> TASK PROMPT:
Without the pictures, output all of the data exactly.

> LISTED RECORDS:
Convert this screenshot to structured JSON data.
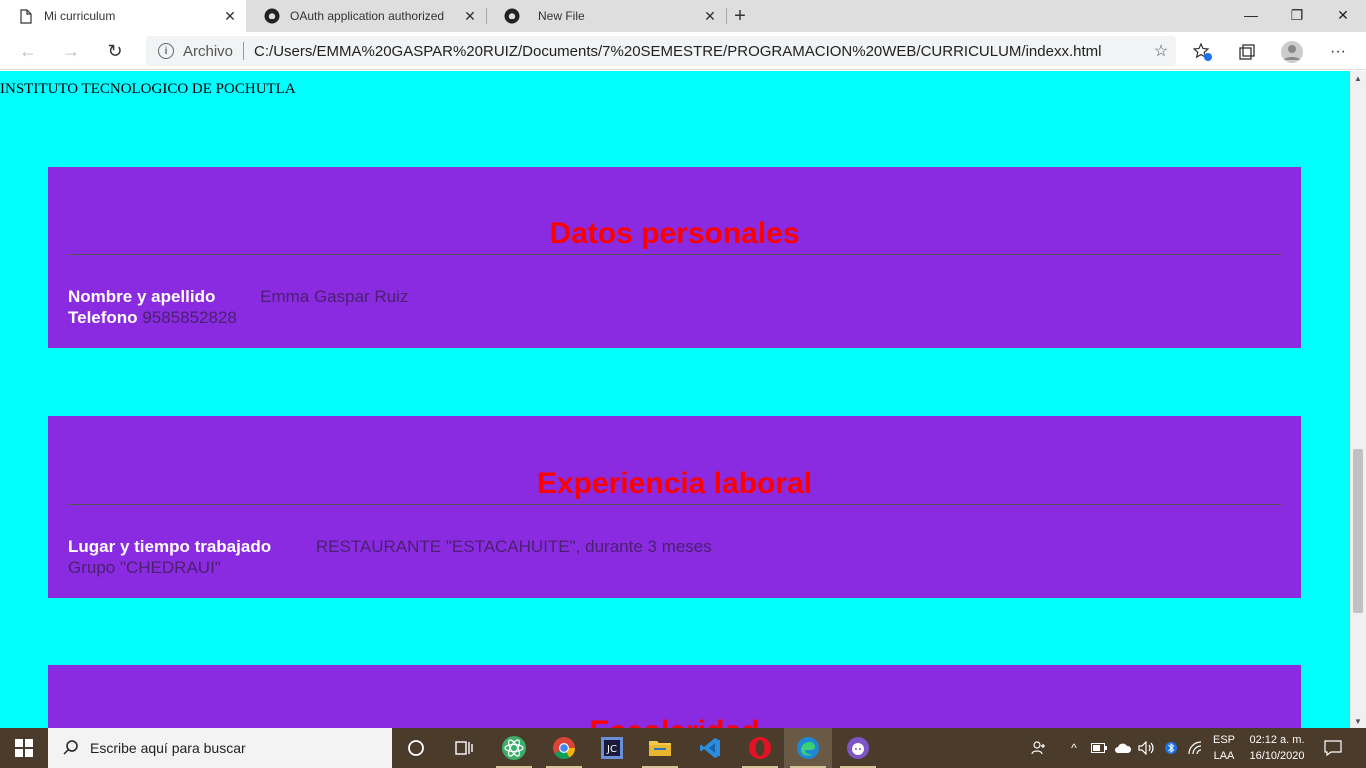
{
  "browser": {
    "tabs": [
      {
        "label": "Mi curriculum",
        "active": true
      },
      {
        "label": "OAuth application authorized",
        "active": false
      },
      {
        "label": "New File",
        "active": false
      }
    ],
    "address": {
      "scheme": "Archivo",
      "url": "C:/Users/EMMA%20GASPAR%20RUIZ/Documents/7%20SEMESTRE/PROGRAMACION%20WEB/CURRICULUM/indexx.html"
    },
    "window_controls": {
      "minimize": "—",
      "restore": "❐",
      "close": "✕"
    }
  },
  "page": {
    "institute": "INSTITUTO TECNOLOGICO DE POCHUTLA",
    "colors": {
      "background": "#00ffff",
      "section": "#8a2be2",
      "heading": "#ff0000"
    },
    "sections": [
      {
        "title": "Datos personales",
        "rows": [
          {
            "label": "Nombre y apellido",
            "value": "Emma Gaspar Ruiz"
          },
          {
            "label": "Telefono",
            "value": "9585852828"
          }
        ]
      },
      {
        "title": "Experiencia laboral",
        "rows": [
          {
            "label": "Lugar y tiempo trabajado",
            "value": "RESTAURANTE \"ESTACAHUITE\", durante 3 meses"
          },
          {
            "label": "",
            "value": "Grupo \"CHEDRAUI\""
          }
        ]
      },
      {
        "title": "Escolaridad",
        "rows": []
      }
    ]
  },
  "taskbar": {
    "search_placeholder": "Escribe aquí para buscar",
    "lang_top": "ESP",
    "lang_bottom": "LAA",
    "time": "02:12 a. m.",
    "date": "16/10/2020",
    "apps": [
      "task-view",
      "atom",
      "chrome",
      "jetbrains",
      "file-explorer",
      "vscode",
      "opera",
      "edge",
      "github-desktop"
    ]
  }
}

> EXERCISE OUTPUT:
Convert this screenshot to structured JSON data.
{
  "browser": {
    "tabs": [
      {
        "label": "Mi curriculum",
        "active": true
      },
      {
        "label": "OAuth application authorized",
        "active": false
      },
      {
        "label": "New File",
        "active": false
      }
    ],
    "address": {
      "scheme": "Archivo",
      "url": "C:/Users/EMMA%20GASPAR%20RUIZ/Documents/7%20SEMESTRE/PROGRAMACION%20WEB/CURRICULUM/indexx.html"
    },
    "window_controls": {
      "minimize": "—",
      "restore": "❐",
      "close": "✕"
    }
  },
  "page": {
    "institute": "INSTITUTO TECNOLOGICO DE POCHUTLA",
    "colors": {
      "background": "#00ffff",
      "section": "#8a2be2",
      "heading": "#ff0000"
    },
    "sections": [
      {
        "title": "Datos personales",
        "rows": [
          {
            "label": "Nombre y apellido",
            "value": "Emma Gaspar Ruiz"
          },
          {
            "label": "Telefono",
            "value": "9585852828"
          }
        ]
      },
      {
        "title": "Experiencia laboral",
        "rows": [
          {
            "label": "Lugar y tiempo trabajado",
            "value": "RESTAURANTE \"ESTACAHUITE\", durante 3 meses"
          },
          {
            "label": "",
            "value": "Grupo \"CHEDRAUI\""
          }
        ]
      },
      {
        "title": "Escolaridad",
        "rows": []
      }
    ]
  },
  "taskbar": {
    "search_placeholder": "Escribe aquí para buscar",
    "lang_top": "ESP",
    "lang_bottom": "LAA",
    "time": "02:12 a. m.",
    "date": "16/10/2020",
    "apps": [
      "task-view",
      "atom",
      "chrome",
      "jetbrains",
      "file-explorer",
      "vscode",
      "opera",
      "edge",
      "github-desktop"
    ]
  }
}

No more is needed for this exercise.